Bottom Line: The prevalence of high blood pressure was significantly higher among caregivers than non-caregivers (male: 72.7% among caregivers vs. 40.9% among non-caregivers, female: 57.1% vs. 27.6%, respectively).After adjusting for related sociodemographic and health factors, high blood pressure remained significantly more prevalent among caregivers than non-caregivers, only among female (adjusted OR=2.16, 95% CI [1.14, 4.08]).No significant differences were observed between the two groups on any other indicators.

View Article: PubMed Central - PubMed

Affiliation: Graduate School of Health Care Sciences, Tokyo Medical and Dental University, 1-5-45 Yushima, Bunkyo-ku, Tokyo, 113-8519, Japan. torimoto@dia.or.jp.

ABSTRACT

Background: Despite societal efforts to alleviate the challenges, caregiving seems to constitute a substantial burden and source of stress for many families of older adults in Japan. However, precise information on the physical health of caregivers, based on objective data, is not available. The purpose of this study was to improve the understanding of the physical health of Japanese family caregivers using objective indicators and a comparative research design.

Methods: A cross-sectional, comparative study was conducted among family caregivers and their non-caregiver counterparts. Surveyors visited caregivers in their homes to administer a questionnaire survey, measure their blood pressure, and collect blood samples using a kit. Blood samples were tested for LDL-Cholesterol, HDL-Cholesterol, AST, ALT, γ-GTP, uric acid, creatinine and HbA1c. Non-caregiver data were collected at a university-based health checkup center. We compared 149 caregivers with 149 sex- and age-matched non-caregivers using conditional logistic regression analyses to examine the impact of caregiving, adjusting for multiple control variables. Analyses were conducted separately for men and female.

Results: The prevalence of high blood pressure was significantly higher among caregivers than non-caregivers (male: 72.7% among caregivers vs. 40.9% among non-caregivers, female: 57.1% vs. 27.6%, respectively). After adjusting for related sociodemographic and health factors, high blood pressure remained significantly more prevalent among caregivers than non-caregivers, only among female (adjusted OR=2.16, 95% CI [1.14, 4.08]). Female caregivers showed lower eGFR than their non-caregiver counterparts (adjusted OR=6.54, 95% CI [2.38, 17.91]). No significant differences were observed between the two groups on any other indicators.

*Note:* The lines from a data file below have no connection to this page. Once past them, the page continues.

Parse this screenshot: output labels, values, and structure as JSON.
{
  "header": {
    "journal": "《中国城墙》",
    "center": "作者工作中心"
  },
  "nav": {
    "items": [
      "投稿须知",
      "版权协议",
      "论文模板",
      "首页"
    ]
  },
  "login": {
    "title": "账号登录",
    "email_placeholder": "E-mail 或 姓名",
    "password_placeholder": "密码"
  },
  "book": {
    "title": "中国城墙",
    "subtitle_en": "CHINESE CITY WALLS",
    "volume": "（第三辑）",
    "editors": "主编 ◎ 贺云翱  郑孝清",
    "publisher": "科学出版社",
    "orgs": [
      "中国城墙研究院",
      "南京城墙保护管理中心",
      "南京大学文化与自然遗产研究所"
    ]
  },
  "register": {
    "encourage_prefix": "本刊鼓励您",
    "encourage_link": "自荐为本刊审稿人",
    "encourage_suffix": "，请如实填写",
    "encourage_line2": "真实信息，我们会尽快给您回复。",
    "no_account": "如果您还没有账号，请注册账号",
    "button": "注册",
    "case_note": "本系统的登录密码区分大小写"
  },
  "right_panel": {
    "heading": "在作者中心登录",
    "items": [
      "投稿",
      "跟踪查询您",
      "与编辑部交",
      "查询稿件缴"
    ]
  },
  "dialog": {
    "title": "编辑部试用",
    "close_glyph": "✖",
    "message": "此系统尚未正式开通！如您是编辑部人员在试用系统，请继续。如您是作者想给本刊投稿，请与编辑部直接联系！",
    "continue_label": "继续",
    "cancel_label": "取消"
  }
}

Conclusions: Results suggest that female caregivers are at a higher risk of conditions such as cerebral, cardiovascular or kidney diseases than non-caregivers. Steps must be taken to identify caregivers with high blood pressure and lowered eGFR and provide them with the support they need before these risk factors develop into serious diseases.

Show MeSH
Related in: MedlinePlus